● **ACTIVITY**
Take every line from the records below that includes the word "人觉得这篇评测有价值".

● **Element data from apps and pages**

=== Begin Enclosure ===

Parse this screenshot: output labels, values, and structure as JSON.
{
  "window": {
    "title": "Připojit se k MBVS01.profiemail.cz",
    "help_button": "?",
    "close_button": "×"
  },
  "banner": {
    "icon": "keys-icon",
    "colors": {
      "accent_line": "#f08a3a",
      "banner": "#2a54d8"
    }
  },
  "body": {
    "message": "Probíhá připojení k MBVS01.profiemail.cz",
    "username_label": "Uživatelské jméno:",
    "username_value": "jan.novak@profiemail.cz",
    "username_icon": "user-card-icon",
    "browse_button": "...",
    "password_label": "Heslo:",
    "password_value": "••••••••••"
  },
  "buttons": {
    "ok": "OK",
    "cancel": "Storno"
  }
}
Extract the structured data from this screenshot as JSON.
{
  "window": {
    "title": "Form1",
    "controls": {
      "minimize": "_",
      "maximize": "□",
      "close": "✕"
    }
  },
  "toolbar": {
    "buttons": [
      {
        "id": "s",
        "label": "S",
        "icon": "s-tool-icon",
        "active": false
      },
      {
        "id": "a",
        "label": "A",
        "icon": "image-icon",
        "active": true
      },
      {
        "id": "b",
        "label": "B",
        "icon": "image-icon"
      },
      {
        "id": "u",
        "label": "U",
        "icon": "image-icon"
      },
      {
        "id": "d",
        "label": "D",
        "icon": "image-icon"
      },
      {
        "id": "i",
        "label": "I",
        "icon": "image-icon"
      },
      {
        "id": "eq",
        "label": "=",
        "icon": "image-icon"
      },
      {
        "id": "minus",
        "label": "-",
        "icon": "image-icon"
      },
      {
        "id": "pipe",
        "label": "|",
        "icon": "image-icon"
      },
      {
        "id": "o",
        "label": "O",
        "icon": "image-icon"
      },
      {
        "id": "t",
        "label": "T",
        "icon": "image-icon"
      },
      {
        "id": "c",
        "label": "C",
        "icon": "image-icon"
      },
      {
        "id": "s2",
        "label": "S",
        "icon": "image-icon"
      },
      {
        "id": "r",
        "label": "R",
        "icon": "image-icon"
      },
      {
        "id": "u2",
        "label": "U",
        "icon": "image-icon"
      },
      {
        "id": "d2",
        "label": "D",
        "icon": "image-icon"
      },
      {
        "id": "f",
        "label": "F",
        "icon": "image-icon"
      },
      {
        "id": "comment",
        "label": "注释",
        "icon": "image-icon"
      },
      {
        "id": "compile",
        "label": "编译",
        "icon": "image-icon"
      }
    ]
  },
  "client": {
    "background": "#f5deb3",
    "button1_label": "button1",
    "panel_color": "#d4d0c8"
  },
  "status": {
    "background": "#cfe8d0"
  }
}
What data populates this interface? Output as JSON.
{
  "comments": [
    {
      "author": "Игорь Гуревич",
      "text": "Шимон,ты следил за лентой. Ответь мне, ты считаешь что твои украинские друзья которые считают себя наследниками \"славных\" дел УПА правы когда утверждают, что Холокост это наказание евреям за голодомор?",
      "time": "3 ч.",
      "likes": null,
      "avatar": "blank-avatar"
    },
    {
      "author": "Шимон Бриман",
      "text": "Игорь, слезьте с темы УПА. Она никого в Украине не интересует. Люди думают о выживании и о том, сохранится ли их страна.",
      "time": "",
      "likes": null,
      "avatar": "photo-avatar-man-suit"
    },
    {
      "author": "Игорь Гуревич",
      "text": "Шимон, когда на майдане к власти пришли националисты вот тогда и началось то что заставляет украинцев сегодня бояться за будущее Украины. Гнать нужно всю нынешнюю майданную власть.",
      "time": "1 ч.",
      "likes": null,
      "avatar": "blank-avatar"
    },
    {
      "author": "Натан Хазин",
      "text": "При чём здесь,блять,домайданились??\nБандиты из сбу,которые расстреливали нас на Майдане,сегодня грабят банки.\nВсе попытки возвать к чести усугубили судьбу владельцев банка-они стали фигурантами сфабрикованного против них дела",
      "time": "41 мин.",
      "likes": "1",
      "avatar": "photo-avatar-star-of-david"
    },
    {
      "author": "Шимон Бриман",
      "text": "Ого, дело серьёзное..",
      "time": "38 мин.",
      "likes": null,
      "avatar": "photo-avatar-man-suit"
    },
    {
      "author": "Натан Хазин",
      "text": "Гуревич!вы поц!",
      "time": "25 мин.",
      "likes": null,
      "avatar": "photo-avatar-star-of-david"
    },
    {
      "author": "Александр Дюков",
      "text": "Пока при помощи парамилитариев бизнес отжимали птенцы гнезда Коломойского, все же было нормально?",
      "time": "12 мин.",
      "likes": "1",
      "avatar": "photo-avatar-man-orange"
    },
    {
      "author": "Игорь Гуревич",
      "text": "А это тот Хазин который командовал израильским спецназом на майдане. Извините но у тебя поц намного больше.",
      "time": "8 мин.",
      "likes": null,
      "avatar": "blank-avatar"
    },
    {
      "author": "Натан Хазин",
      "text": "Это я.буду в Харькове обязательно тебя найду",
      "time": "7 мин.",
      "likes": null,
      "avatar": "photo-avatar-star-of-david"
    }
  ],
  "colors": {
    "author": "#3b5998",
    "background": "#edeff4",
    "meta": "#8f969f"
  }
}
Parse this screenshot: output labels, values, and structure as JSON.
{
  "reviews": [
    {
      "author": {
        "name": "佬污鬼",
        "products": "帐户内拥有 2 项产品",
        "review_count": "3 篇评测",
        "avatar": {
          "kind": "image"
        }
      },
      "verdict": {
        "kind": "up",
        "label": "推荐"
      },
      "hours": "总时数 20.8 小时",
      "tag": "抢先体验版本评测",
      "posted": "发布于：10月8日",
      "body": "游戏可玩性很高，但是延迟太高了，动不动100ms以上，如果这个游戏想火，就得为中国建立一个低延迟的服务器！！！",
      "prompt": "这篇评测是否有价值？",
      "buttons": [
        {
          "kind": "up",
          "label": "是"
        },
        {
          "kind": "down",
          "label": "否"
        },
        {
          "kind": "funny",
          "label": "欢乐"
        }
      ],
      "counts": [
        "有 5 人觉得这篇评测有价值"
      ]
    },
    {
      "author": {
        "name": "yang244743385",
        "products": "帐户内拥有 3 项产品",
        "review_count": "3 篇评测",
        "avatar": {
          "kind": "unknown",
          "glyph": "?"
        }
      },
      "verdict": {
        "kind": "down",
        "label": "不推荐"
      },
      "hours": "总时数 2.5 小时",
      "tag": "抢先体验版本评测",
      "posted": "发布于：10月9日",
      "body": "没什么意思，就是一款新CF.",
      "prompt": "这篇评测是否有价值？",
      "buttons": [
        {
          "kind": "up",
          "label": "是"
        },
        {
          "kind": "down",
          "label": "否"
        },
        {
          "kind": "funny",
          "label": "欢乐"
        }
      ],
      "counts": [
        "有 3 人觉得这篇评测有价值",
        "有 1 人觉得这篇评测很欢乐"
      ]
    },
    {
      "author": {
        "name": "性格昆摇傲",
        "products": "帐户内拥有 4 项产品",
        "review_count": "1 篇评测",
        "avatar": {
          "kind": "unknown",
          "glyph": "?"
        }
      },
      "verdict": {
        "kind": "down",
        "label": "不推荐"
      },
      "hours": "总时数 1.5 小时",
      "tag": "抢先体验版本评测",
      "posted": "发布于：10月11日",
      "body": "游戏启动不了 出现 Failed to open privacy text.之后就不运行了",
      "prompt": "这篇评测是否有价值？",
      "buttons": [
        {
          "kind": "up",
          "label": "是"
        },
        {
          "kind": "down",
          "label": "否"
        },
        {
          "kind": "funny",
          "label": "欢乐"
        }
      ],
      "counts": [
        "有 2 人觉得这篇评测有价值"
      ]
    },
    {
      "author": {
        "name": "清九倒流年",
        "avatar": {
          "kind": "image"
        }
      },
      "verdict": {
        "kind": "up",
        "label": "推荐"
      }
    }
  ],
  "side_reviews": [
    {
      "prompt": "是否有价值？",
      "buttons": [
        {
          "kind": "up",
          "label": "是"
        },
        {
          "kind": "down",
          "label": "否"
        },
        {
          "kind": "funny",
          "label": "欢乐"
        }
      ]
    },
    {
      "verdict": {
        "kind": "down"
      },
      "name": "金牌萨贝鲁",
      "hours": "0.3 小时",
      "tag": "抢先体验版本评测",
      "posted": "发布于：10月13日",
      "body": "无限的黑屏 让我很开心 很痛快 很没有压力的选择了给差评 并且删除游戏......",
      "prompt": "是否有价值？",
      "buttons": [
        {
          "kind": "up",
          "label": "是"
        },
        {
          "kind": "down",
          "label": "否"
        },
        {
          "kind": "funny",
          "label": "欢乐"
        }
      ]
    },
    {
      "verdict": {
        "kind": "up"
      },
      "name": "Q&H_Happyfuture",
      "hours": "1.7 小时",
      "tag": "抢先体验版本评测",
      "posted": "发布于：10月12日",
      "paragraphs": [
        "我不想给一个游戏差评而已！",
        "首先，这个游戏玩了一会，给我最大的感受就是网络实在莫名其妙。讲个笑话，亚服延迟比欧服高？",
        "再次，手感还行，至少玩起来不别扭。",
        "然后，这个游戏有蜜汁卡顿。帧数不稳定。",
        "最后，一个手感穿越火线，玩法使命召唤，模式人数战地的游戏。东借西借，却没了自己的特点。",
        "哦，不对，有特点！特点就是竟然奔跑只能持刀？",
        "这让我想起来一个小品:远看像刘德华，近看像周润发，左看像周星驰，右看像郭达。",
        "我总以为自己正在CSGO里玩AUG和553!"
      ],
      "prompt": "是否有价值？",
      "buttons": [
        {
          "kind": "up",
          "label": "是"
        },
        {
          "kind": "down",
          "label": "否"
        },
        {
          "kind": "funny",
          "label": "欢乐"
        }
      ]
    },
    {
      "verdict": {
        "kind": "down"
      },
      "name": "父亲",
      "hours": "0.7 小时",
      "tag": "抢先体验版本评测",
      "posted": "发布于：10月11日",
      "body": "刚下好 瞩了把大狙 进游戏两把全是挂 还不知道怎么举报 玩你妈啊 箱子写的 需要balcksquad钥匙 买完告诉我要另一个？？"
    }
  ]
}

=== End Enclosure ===

● **RESPONSE BELOW**
        "有 5 人觉得这篇评测有价值"
        "有 3 人觉得这篇评测有价值",
        "有 2 人觉得这篇评测有价值"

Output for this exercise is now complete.